knitr_in(...)

Arguments

...

Character strings. File paths of knitr/rmarkdown source files supplied to a command in your workflow plan data frame.

Value

A character vector of declared input file paths.

Details

Unlike file_in() and file_out(), knitr_in() does not work with entire directories.

Keywords

drake_plan() understands special keyword functions for your commands. With the exception of target(), each one is a proper function with its own help file.

  • target(): give the target more than just a command. Using target(), you can apply a transformation (examples: https://books.ropensci.org/drake/plans.html#large-plans), # nolint supply a trigger (https://books.ropensci.org/drake/triggers.html), # nolint or set any number of custom columns.

  • file_in(): declare an input file dependency.

  • file_out(): declare an output file to be produced when the target is built.

  • knitr_in(): declare a knitr file dependency such as an R Markdown (*.Rmd) or R LaTeX (*.Rnw) file.

  • ignore(): force drake to entirely ignore a piece of code: do not track it for changes and do not analyze it for dependencies.

  • no_deps(): tell drake to not track the dependencies of a piece of code. drake still tracks the code itself for changes.

  • id_chr(): Get the name of the current target.

  • drake_envir(): get the environment where drake builds targets. Intended for advanced custom memory management.

See also

Examples

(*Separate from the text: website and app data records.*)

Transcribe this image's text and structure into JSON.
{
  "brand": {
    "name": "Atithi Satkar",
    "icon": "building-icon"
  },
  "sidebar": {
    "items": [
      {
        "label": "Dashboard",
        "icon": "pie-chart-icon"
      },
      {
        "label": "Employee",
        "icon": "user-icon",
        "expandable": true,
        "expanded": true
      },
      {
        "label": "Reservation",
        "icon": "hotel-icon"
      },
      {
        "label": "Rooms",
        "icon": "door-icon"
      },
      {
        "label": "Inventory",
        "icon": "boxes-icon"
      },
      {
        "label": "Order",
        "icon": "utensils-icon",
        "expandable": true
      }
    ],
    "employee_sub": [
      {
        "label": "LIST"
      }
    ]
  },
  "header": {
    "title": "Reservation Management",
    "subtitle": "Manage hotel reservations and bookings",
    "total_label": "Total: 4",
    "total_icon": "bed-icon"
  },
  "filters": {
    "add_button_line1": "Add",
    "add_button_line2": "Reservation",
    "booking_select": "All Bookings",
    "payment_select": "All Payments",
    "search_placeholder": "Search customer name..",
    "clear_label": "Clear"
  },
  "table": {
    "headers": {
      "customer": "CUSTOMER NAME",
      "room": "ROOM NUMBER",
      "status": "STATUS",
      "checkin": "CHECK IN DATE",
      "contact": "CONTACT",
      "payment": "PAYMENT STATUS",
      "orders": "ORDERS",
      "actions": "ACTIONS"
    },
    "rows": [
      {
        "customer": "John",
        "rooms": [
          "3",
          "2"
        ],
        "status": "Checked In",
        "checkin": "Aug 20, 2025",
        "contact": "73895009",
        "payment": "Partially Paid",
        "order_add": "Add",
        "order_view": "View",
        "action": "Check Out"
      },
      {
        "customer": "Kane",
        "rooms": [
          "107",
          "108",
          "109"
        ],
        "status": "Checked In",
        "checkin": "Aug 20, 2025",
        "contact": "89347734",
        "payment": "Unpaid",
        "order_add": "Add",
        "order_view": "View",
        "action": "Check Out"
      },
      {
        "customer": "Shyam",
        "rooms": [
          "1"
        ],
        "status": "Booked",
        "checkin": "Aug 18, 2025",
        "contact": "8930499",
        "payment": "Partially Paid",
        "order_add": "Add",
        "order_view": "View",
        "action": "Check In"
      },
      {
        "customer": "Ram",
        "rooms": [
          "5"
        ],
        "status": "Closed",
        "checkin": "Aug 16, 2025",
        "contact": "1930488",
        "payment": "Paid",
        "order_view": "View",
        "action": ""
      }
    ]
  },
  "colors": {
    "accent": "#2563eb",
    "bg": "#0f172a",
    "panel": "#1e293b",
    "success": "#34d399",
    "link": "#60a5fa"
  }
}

if (FALSE) { isolate_example("contain side effects", { if (requireNamespace("knitr", quietly = TRUE)) { # `knitr_in()` is like `file_in()` # except that it analyzes active code chunks in your `knitr` # source file and detects non-file dependencies. # That way, updates to the right dependencies trigger rebuilds # in your report. # The mtcars example (`drake_example("mtcars")`) # already has a demonstration load_mtcars_example() make(my_plan) # Now how did drake magically know that # `small`, `large`, and `coef_regression2_small` were # dependencies of the output file `report.md`? # because the command in the workflow plan had # `knitr_in("report.Rmd")` in it, so drake knew # to analyze the active code chunks. There, it spotted # where `small`, `large`, and `coef_regression2_small` # were read from the cache using calls to `loadd()` and `readd()`. } }) }